To do ▸ For each line in the data below that has the word "active", copy that line.

(Web page and app entries)
|---|

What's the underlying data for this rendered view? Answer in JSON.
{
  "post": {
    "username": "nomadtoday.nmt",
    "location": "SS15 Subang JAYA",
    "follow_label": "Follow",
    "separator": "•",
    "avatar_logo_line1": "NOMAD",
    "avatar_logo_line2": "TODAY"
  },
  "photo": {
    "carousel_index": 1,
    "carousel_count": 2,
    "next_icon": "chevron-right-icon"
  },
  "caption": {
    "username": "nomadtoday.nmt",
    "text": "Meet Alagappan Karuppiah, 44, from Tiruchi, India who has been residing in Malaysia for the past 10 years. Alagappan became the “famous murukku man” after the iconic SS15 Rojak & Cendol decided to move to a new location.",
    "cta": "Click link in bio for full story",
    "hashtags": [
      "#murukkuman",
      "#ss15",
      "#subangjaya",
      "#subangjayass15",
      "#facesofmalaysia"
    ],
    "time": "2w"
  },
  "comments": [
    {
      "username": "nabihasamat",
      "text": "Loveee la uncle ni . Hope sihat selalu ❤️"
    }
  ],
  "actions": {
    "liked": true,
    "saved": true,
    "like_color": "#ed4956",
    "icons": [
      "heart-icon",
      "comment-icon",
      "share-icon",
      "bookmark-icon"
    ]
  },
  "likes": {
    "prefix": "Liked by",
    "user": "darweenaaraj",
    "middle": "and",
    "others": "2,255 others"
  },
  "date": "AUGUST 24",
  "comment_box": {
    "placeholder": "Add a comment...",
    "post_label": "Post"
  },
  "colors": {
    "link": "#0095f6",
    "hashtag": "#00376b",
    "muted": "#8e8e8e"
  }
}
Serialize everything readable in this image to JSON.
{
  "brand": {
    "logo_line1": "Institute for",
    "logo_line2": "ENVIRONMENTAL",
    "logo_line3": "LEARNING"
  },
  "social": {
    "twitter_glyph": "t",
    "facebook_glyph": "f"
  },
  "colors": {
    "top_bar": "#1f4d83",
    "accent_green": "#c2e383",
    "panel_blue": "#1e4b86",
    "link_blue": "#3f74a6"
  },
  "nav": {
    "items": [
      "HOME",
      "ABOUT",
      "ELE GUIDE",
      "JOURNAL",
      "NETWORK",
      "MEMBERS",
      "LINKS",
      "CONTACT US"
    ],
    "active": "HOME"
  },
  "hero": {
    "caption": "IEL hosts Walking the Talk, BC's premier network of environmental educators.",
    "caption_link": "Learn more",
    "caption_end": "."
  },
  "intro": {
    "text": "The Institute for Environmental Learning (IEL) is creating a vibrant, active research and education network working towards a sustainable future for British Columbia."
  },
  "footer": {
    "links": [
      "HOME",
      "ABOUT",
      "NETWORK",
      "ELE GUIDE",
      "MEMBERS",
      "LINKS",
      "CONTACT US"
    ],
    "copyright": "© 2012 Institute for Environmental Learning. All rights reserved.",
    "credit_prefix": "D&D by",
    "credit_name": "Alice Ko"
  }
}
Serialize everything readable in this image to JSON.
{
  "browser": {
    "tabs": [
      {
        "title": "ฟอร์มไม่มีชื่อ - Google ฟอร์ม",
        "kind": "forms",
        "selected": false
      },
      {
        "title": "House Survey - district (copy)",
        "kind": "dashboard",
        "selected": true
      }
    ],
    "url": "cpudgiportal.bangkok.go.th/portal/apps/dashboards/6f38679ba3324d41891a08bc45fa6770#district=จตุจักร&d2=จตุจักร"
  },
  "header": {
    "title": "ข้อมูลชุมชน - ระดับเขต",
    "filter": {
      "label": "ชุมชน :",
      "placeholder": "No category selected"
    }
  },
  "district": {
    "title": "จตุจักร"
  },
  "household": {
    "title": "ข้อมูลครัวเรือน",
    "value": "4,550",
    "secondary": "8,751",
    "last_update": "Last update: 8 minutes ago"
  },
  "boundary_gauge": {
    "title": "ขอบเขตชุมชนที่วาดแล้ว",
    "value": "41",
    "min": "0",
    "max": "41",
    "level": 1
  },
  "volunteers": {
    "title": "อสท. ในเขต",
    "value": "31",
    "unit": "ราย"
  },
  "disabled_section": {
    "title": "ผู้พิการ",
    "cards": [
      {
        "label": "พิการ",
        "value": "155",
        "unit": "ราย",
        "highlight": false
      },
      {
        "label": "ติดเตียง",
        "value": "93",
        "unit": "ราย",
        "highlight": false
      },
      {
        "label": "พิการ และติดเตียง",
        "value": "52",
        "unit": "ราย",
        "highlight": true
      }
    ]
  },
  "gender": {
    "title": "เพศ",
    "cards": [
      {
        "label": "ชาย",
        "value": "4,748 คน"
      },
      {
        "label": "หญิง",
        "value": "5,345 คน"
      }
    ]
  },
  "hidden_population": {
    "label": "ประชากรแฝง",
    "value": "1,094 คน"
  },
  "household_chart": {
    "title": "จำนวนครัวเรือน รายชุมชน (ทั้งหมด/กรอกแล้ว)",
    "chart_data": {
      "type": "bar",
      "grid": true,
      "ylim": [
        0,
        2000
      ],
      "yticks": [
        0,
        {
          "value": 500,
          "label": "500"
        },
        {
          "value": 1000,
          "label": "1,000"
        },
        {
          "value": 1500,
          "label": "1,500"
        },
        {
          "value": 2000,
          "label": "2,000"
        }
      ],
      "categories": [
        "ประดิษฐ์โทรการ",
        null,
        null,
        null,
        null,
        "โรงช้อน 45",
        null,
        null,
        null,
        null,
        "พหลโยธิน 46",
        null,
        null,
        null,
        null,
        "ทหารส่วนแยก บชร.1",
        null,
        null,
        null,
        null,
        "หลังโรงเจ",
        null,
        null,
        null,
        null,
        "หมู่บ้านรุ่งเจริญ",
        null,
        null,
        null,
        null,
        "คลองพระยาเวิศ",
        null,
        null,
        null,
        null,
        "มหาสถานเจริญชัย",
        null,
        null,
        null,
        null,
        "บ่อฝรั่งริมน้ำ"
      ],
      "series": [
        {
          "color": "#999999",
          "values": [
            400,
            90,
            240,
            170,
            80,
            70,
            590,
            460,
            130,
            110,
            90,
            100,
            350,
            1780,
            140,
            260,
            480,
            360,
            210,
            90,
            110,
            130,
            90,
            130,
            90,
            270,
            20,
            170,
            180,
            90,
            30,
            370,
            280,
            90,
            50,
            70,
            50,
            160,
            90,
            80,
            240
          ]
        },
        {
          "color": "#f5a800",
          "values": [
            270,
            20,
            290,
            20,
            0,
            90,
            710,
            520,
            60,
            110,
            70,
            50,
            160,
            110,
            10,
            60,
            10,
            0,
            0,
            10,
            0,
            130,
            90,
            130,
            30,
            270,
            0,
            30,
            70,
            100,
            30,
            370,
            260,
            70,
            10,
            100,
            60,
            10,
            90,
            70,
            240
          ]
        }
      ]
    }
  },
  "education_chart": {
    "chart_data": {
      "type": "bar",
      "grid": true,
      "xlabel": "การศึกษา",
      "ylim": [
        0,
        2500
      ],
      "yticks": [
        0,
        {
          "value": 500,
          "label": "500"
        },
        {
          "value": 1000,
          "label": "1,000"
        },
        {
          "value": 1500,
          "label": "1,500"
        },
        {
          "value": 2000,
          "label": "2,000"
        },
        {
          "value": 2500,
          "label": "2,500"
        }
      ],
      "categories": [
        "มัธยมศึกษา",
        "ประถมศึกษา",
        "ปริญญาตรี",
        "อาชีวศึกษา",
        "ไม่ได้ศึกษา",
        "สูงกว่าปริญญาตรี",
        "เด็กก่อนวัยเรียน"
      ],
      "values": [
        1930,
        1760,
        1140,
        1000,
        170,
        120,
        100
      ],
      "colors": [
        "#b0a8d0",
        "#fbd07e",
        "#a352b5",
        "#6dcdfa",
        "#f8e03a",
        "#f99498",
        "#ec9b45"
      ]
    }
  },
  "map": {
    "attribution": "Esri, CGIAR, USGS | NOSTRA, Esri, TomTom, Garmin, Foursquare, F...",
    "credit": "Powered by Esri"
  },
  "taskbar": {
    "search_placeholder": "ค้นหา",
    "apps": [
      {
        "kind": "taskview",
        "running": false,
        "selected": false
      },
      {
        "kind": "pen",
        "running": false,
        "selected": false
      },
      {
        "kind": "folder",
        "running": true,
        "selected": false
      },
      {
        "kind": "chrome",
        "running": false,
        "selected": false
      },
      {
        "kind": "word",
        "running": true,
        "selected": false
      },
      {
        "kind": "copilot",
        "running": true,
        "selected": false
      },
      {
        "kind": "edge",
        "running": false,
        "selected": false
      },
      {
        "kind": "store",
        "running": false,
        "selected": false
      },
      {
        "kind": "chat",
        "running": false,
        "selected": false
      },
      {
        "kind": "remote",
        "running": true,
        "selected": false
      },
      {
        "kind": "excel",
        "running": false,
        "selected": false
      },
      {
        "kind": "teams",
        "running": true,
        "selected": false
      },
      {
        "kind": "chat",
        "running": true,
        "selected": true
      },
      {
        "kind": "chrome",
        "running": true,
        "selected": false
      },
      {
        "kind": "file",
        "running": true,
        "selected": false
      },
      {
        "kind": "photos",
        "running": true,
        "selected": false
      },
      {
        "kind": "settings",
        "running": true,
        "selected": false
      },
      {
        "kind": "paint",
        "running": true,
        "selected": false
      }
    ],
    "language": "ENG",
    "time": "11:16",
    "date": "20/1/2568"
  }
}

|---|

Solution ▸
    "active": "HOME"
    "text": "The Institute for Environmental Learning (IEL) is creating a vibrant, active research and education network working towards a sustainable future for British Columbia."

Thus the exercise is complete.